**Task item:**
Look through the lines below and extract each one that contains "label".
┌──
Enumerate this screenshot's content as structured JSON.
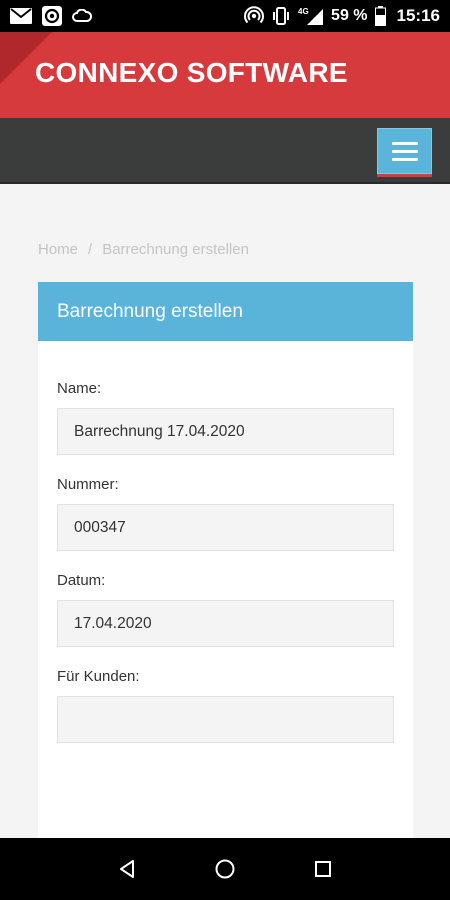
{
  "status_bar": {
    "battery_percent": "59 %",
    "network": "4G",
    "time": "15:16",
    "left_icons": [
      "gmail-icon",
      "app-icon",
      "cloud-icon"
    ],
    "right_icons": [
      "hotspot-icon",
      "vibrate-icon",
      "signal-icon",
      "battery-icon"
    ]
  },
  "header": {
    "brand": "CONNEXO SOFTWARE",
    "brand_color": "#d63a3d"
  },
  "nav": {
    "menu_icon": "hamburger-icon",
    "accent": "#5bb4da"
  },
  "breadcrumb": {
    "home": "Home",
    "separator": "/",
    "current": "Barrechnung erstellen"
  },
  "form": {
    "title": "Barrechnung erstellen",
    "fields": {
      "name": {
        "label": "Name:",
        "value": "Barrechnung 17.04.2020"
      },
      "number": {
        "label": "Nummer:",
        "value": "000347"
      },
      "date": {
        "label": "Datum:",
        "value": "17.04.2020"
      },
      "customer": {
        "label": "Für Kunden:",
        "value": ""
      }
    }
  },
  "system_nav": [
    "back-icon",
    "home-icon",
    "recents-icon"
  ]
}
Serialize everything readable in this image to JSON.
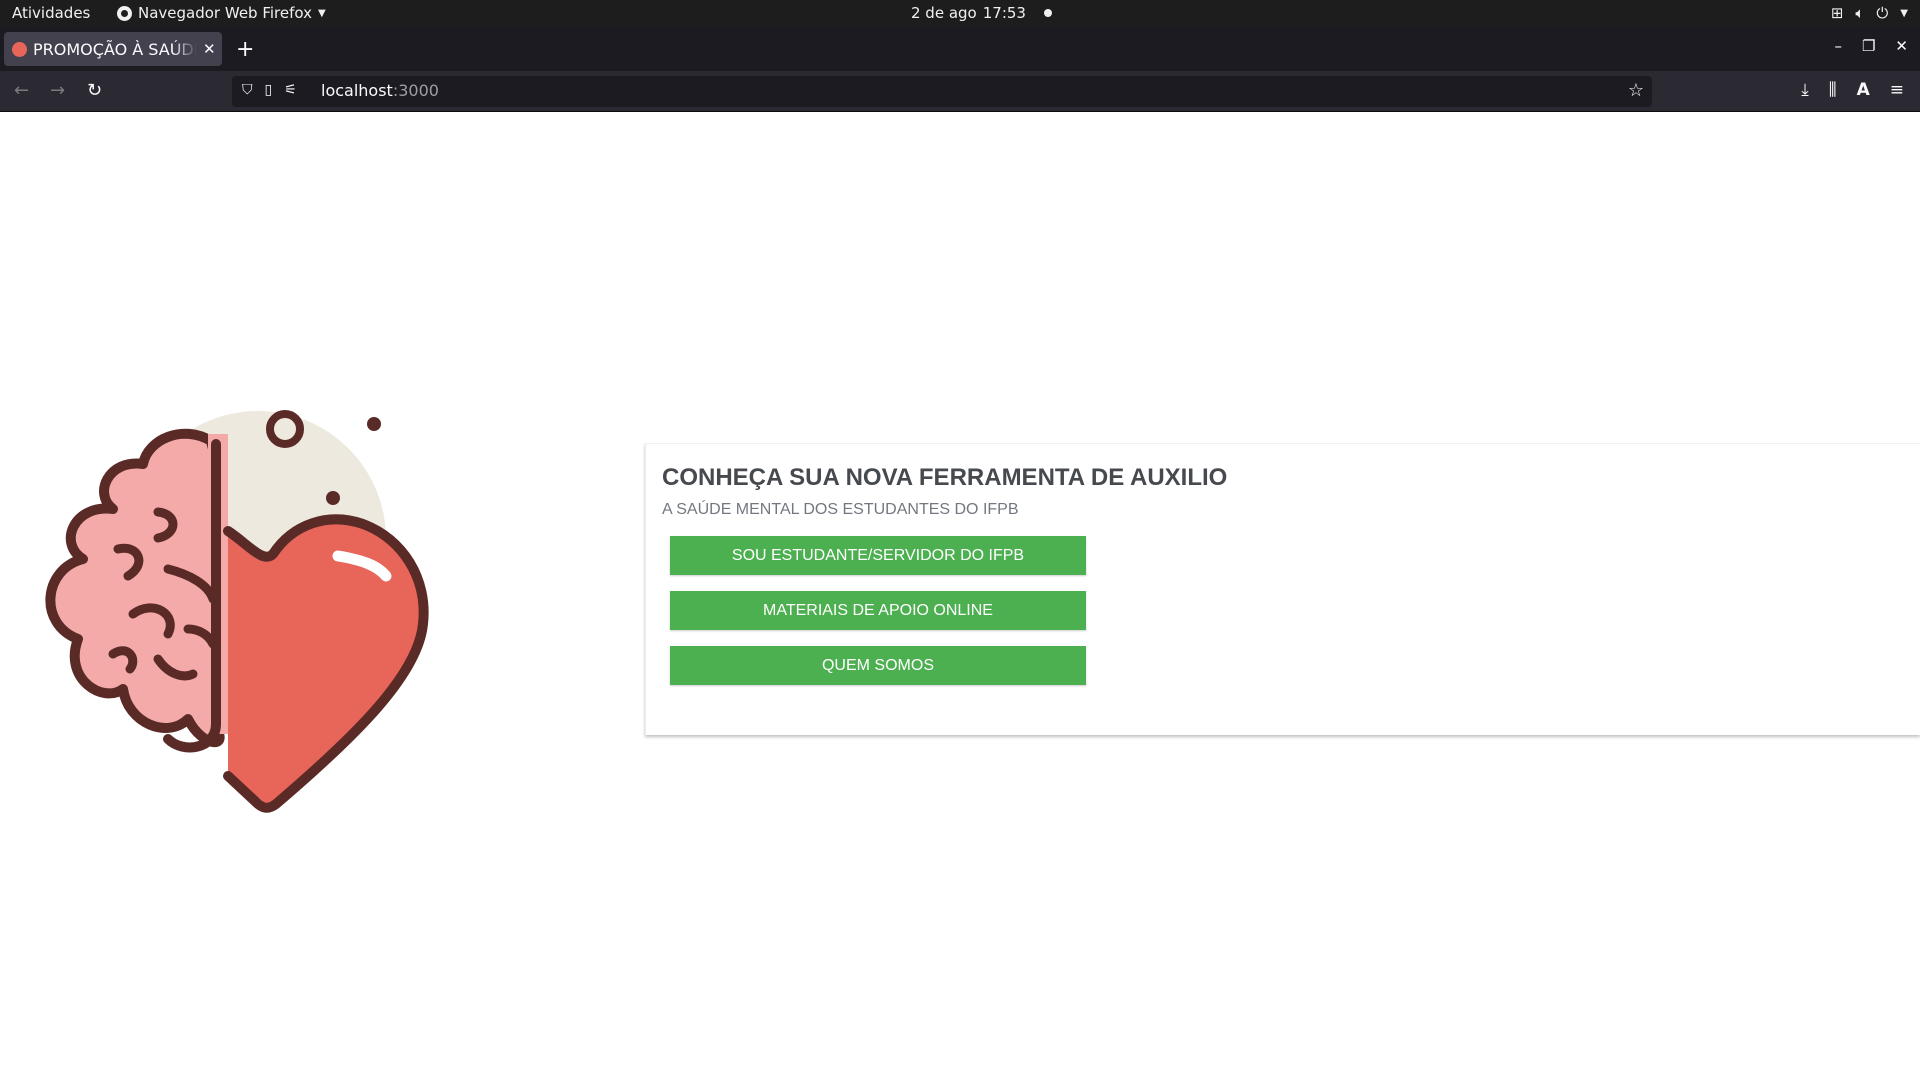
{
  "system_bar": {
    "activities": "Atividades",
    "app_name": "Navegador Web Firefox",
    "date": "2 de ago",
    "time": "17:53"
  },
  "browser": {
    "tab_title": "PROMOÇÃO À SAÚDE MENTAL",
    "url_host": "localhost",
    "url_port": ":3000"
  },
  "page": {
    "heading": "CONHEÇA SUA NOVA FERRAMENTA DE AUXILIO",
    "subtitle": "A SAÚDE MENTAL DOS ESTUDANTES DO IFPB",
    "buttons": [
      {
        "label": "SOU ESTUDANTE/SERVIDOR DO IFPB"
      },
      {
        "label": "MATERIAIS DE APOIO ONLINE"
      },
      {
        "label": "QUEM SOMOS"
      }
    ],
    "colors": {
      "button_green": "#4caf50",
      "heart_red": "#e8655a",
      "brain_pink": "#f4aaa9",
      "outline_brown": "#5a2a26",
      "backdrop_beige": "#ede9df"
    }
  }
}
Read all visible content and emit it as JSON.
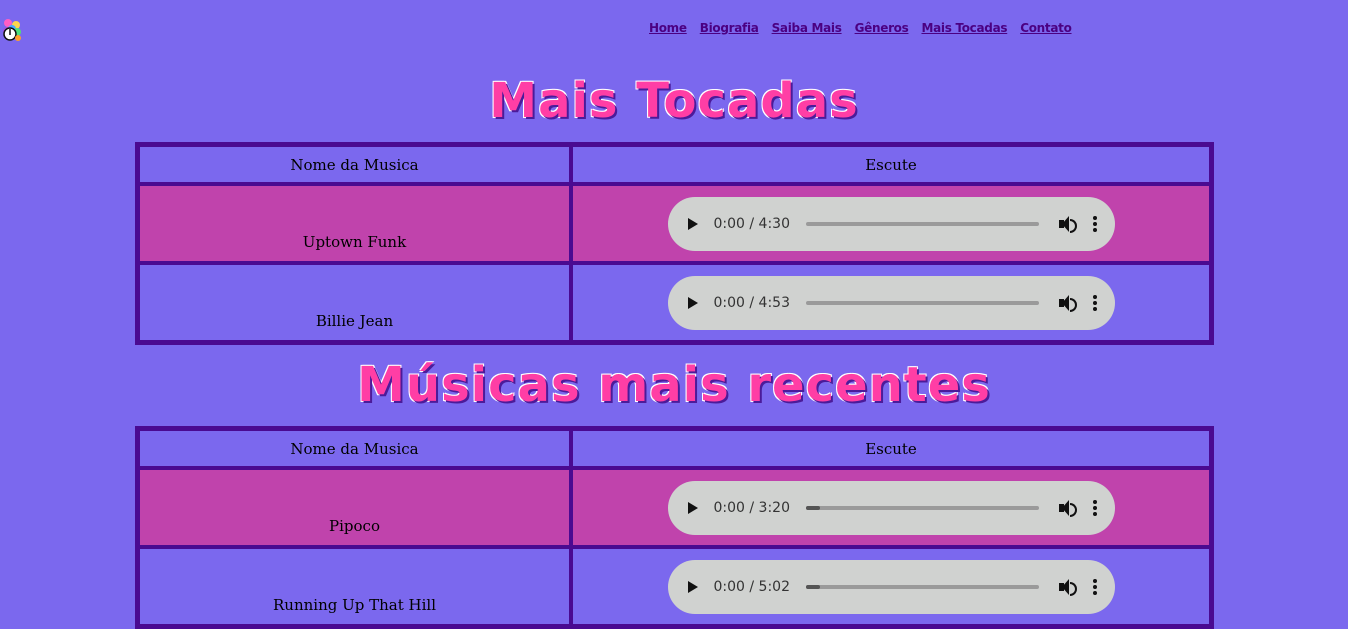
{
  "nav": {
    "items": [
      "Home",
      "Biografia",
      "Saiba Mais",
      "Gêneros",
      "Mais Tocadas",
      "Contato"
    ]
  },
  "sections": [
    {
      "title": "Mais Tocadas",
      "headers": [
        "Nome da Musica",
        "Escute"
      ],
      "rows": [
        {
          "name": "Uptown Funk",
          "time": "0:00 / 4:30",
          "progress": 0
        },
        {
          "name": "Billie Jean",
          "time": "0:00 / 4:53",
          "progress": 0
        }
      ]
    },
    {
      "title": "Músicas mais recentes",
      "headers": [
        "Nome da Musica",
        "Escute"
      ],
      "rows": [
        {
          "name": "Pipoco",
          "time": "0:00 / 3:20",
          "progress": 0
        },
        {
          "name": "Running Up That Hill",
          "time": "0:00 / 5:02",
          "progress": 0
        }
      ]
    }
  ],
  "colors": {
    "background": "#7b68ee",
    "row_pink": "#c043ac",
    "border": "#4a0a91",
    "title": "#ff3ea5",
    "nav_link": "#4b0082"
  }
}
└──
**Exercise answer:**
        "label": "Name:",
        "label": "Nummer:",
        "label": "Datum:",
        "label": "Für Kunden:",
        "label": "SOU ESTUDANTE/SERVIDOR DO IFPB"
        "label": "MATERIAIS DE APOIO ONLINE"
        "label": "QUEM SOMOS"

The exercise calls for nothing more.